The RDR rules come into force on 31 December 2012 with the ultimate aim of ensuring better outcomes for consumers. Here, we set out the key changes for firms that give investment advice and explain what you need to do to get ready.
The RDR affects all firms that give investment advice. The key changes are:
- increased knowledge and professional requirements;
- a new requirement to describe your service as either independent or restricted; and
- the introduction of adviser charging.
Increased knowledge and professionalism requirements
The new requirements mean that you will need to attain an appropriate qualification which may include gap-fill.
When gap-filling, the three areas your documentation should cover are:
- the learning gap;
- the activity you are going to carry out to fill that gap; and
- evidence of how the activity filled that gap.
All gap-fill needs to be structured. This includes seminars, e-learning courses, lectures, conferences and workshops. You do not need to be tested on what you have learned, but you need to be able to evidence and demonstrate that the gap has been filled. Accredited bodies will use this information to issue your statement of professional standing (SPS), which will show that you have met the level 4 requirements. Accredited bodies will be required to sample a minimum of 10% of advisers to ensure that they have met the professionalism requirement.

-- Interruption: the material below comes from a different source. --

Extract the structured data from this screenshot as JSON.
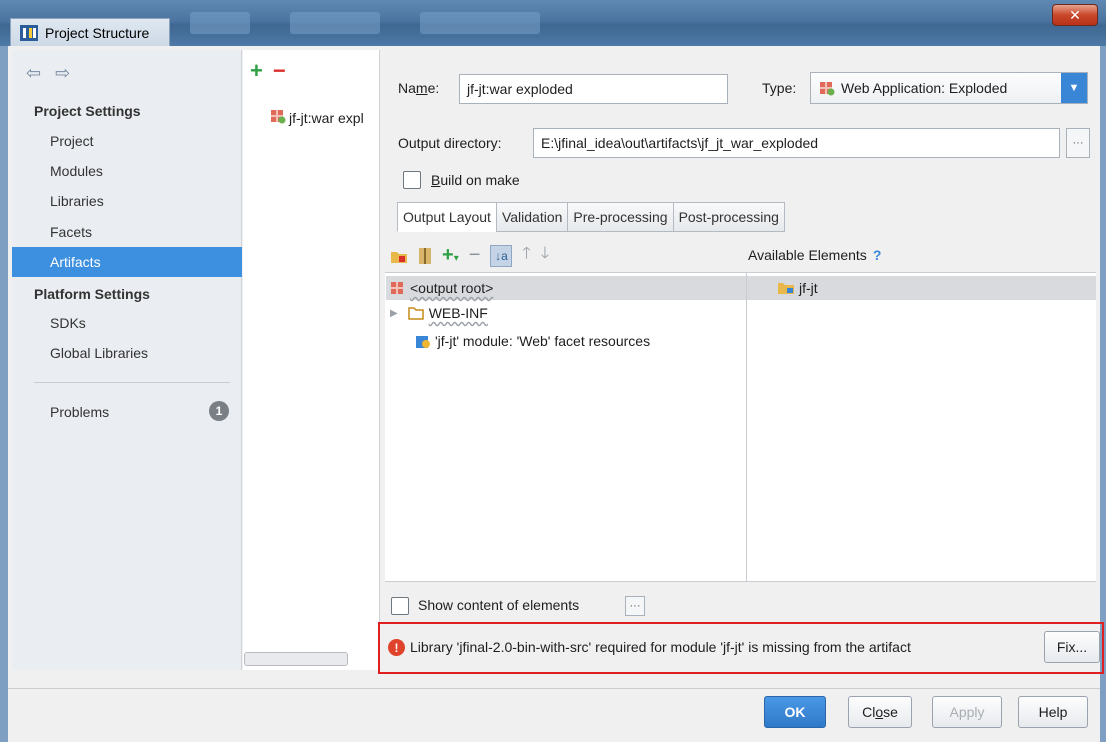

Advisers will need to identify, undertake and record a minimum of 35 hours continuous professional development (CPD) a year. At least 21 hours of this must be structured learning, as described above.
Description of advice services
All advisers will need to disclose their advice service as either independent or restricted.
If you want to carry on calling yourself an independent financial adviser you will need to consider all retail investment products. This is wider than the current range of packaged products. It includes structured products, unregulated collective investment schemes (UCIS, exchange traded funds (ETFs) and investment trusts. We are not saying that you have to advise on all of these products, but you need to remain able to advise on them if required. You may want to use your CPD to maintain your knowledge on these products.
Alternatively, you can declare your advice as restricted. You can either do this by restricting the provider that you use or the range of products that you choose to advise on. Restricted advice is still advice and firms choosing to offer this option must meet all our other requirements. It should not be viewed as a lesser option.
You must set a charging structure before 31 December 2012. You will not be able to take commission for new advice and providers will not be able offer it.
You need to disclose upfront how much your advice will cost and how it will be paid.
Every firm is different, so your charging structure should reflect the service that you provide and what your clients are willing to pay. There are several different charging structures to consider, including:
- deduction from a client’s investment;
- cheque from the client;
- fixed fee;
- hourly rate;
- percentage of funds invested; and
- menu of pricing options.
The transition from a commission-based to a fee-based model can take time, so start assessing your business model now.
Using your current procedures
You can use your existing systems (perhaps these were implemented as part of your demonstration of TCF) for the RDR, for tasks such as:
- keeping your knowledge up to date so you meet the required 35 hours of CPD;
- researching suitable products, whether you offer independent or restricted advice; and
- using your management information and client feedback to help devise an appropriate charging structure.